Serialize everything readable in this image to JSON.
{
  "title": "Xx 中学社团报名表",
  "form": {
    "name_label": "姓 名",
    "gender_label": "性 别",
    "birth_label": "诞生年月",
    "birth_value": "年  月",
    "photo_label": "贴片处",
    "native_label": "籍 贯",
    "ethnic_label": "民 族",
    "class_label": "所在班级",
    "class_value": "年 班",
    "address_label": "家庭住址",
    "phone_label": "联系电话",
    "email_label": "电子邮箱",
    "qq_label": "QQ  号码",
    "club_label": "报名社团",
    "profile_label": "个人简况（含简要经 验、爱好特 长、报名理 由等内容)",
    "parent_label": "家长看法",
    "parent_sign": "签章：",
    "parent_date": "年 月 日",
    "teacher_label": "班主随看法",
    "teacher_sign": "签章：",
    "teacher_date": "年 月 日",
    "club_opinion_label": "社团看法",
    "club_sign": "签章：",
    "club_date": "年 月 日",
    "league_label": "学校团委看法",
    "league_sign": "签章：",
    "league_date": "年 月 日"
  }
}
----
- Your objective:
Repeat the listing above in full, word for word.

- Result of the exercise:
Serialize everything readable in this image to JSON.
{
  "title": "Xx 中学社团报名表",
  "form": {
    "name_label": "姓 名",
    "gender_label": "性 别",
    "birth_label": "诞生年月",
    "birth_value": "年  月",
    "photo_label": "贴片处",
    "native_label": "籍 贯",
    "ethnic_label": "民 族",
    "class_label": "所在班级",
    "class_value": "年 班",
    "address_label": "家庭住址",
    "phone_label": "联系电话",
    "email_label": "电子邮箱",
    "qq_label": "QQ  号码",
    "club_label": "报名社团",
    "profile_label": "个人简况（含简要经 验、爱好特 长、报名理 由等内容)",
    "parent_label": "家长看法",
    "parent_sign": "签章：",
    "parent_date": "年 月 日",
    "teacher_label": "班主随看法",
    "teacher_sign": "签章：",
    "teacher_date": "年 月 日",
    "club_opinion_label": "社团看法",
    "club_sign": "签章：",
    "club_date": "年 月 日",
    "league_label": "学校团委看法",
    "league_sign": "签章：",
    "league_date": "年 月 日"
  }
}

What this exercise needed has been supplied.